**THE INPUT:**
....

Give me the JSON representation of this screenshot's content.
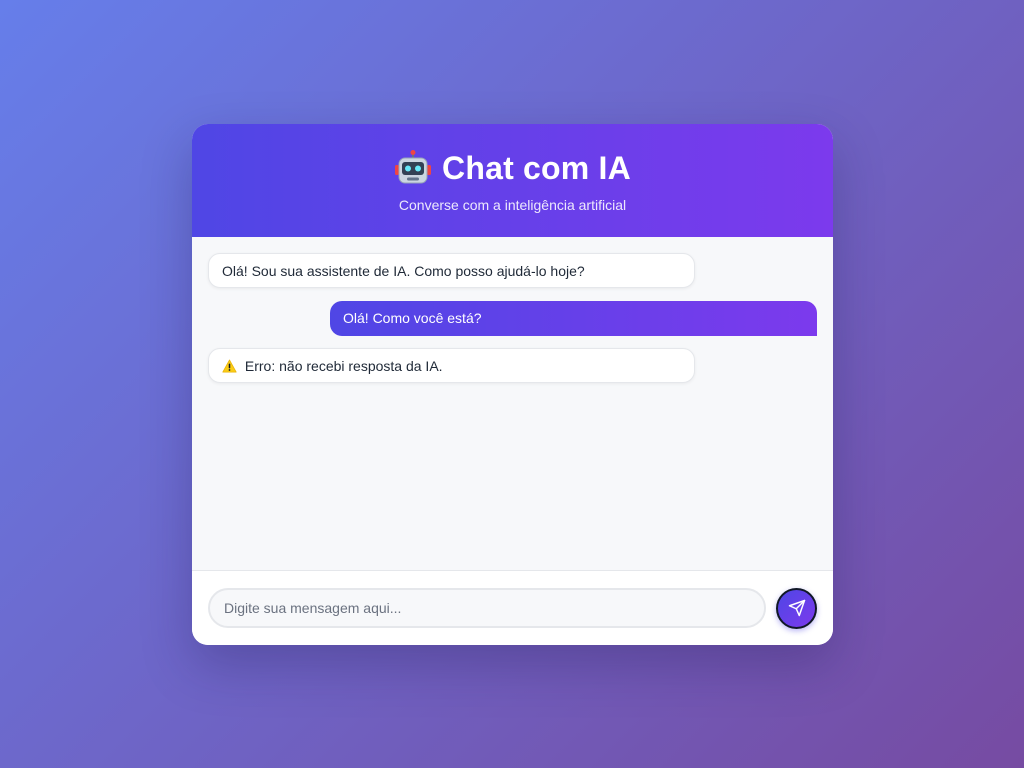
{
  "header": {
    "title": "Chat com IA",
    "subtitle": "Converse com a inteligência artificial",
    "icon": "robot-icon"
  },
  "messages": [
    {
      "sender": "bot",
      "text": "Olá! Sou sua assistente de IA. Como posso ajudá-lo hoje?"
    },
    {
      "sender": "user",
      "text": "Olá! Como você está?"
    },
    {
      "sender": "bot",
      "icon": "warning-icon",
      "text": "Erro: não recebi resposta da IA."
    }
  ],
  "composer": {
    "placeholder": "Digite sua mensagem aqui...",
    "value": "",
    "send_icon": "send-icon"
  },
  "colors": {
    "accent_start": "#4f46e5",
    "accent_end": "#7c3aed",
    "background_start": "#667eea",
    "background_end": "#764ba2"
  }
}
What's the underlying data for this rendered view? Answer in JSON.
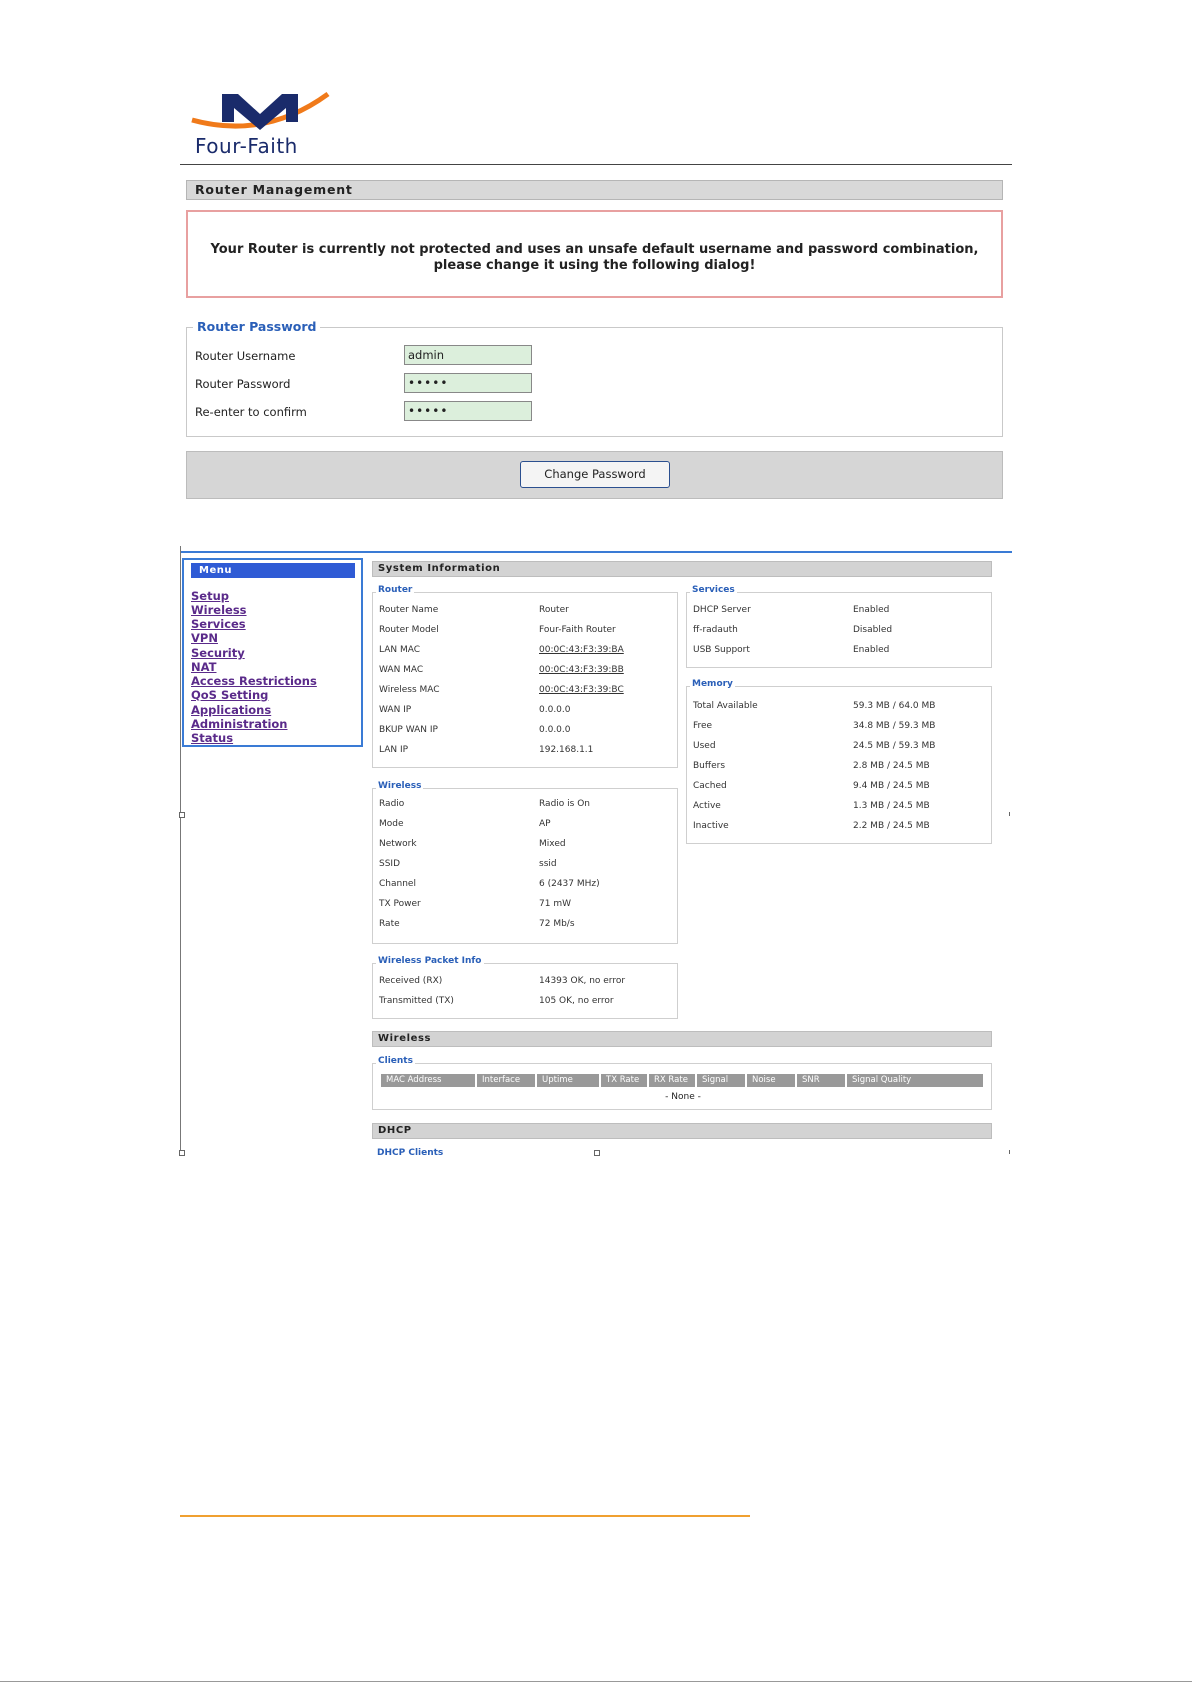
{
  "brand": {
    "name": "Four-Faith"
  },
  "router_management": {
    "bar_title": "Router Management",
    "warning": "Your Router is currently not protected and uses an unsafe default username and password combination, please change it using the following dialog!",
    "fieldset_title": "Router Password",
    "fields": [
      {
        "label": "Router Username",
        "value": "admin"
      },
      {
        "label": "Router Password",
        "value": "•••••"
      },
      {
        "label": "Re-enter to confirm",
        "value": "•••••"
      }
    ],
    "button": "Change Password"
  },
  "menu": {
    "title": "Menu",
    "items": [
      "Setup",
      "Wireless",
      "Services",
      "VPN",
      "Security",
      "NAT",
      "Access Restrictions",
      "QoS Setting",
      "Applications",
      "Administration",
      "Status"
    ]
  },
  "system_info": {
    "bar_title": "System Information",
    "router": {
      "title": "Router",
      "rows": [
        {
          "label": "Router Name",
          "value": "Router"
        },
        {
          "label": "Router Model",
          "value": "Four-Faith Router"
        },
        {
          "label": "LAN MAC",
          "value": "00:0C:43:F3:39:BA"
        },
        {
          "label": "WAN MAC",
          "value": "00:0C:43:F3:39:BB"
        },
        {
          "label": "Wireless MAC",
          "value": "00:0C:43:F3:39:BC"
        },
        {
          "label": "WAN IP",
          "value": "0.0.0.0"
        },
        {
          "label": "BKUP WAN IP",
          "value": "0.0.0.0"
        },
        {
          "label": "LAN IP",
          "value": "192.168.1.1"
        }
      ]
    },
    "services": {
      "title": "Services",
      "rows": [
        {
          "label": "DHCP Server",
          "value": "Enabled"
        },
        {
          "label": "ff-radauth",
          "value": "Disabled"
        },
        {
          "label": "USB Support",
          "value": "Enabled"
        }
      ]
    },
    "memory": {
      "title": "Memory",
      "rows": [
        {
          "label": "Total Available",
          "value": "59.3 MB / 64.0 MB"
        },
        {
          "label": "Free",
          "value": "34.8 MB / 59.3 MB"
        },
        {
          "label": "Used",
          "value": "24.5 MB / 59.3 MB"
        },
        {
          "label": "Buffers",
          "value": "2.8 MB / 24.5 MB"
        },
        {
          "label": "Cached",
          "value": "9.4 MB / 24.5 MB"
        },
        {
          "label": "Active",
          "value": "1.3 MB / 24.5 MB"
        },
        {
          "label": "Inactive",
          "value": "2.2 MB / 24.5 MB"
        }
      ]
    },
    "wireless": {
      "title": "Wireless",
      "rows": [
        {
          "label": "Radio",
          "value": "Radio is On"
        },
        {
          "label": "Mode",
          "value": "AP"
        },
        {
          "label": "Network",
          "value": "Mixed"
        },
        {
          "label": "SSID",
          "value": "ssid"
        },
        {
          "label": "Channel",
          "value": "6 (2437 MHz)"
        },
        {
          "label": "TX Power",
          "value": "71 mW"
        },
        {
          "label": "Rate",
          "value": "72 Mb/s"
        }
      ]
    },
    "packet_info": {
      "title": "Wireless Packet Info",
      "rows": [
        {
          "label": "Received (RX)",
          "value": "14393 OK, no error"
        },
        {
          "label": "Transmitted (TX)",
          "value": "105 OK, no error"
        }
      ]
    }
  },
  "wireless_section": {
    "bar_title": "Wireless",
    "clients_title": "Clients",
    "columns": [
      "MAC Address",
      "Interface",
      "Uptime",
      "TX Rate",
      "RX Rate",
      "Signal",
      "Noise",
      "SNR",
      "Signal Quality"
    ],
    "empty": "- None -"
  },
  "dhcp_section": {
    "bar_title": "DHCP",
    "clients_title": "DHCP Clients"
  }
}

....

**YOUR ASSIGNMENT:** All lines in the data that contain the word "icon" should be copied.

**EXERCISE RESPONSE:**
    "icon": "robot-icon"
      "icon": "warning-icon",
    "send_icon": "send-icon"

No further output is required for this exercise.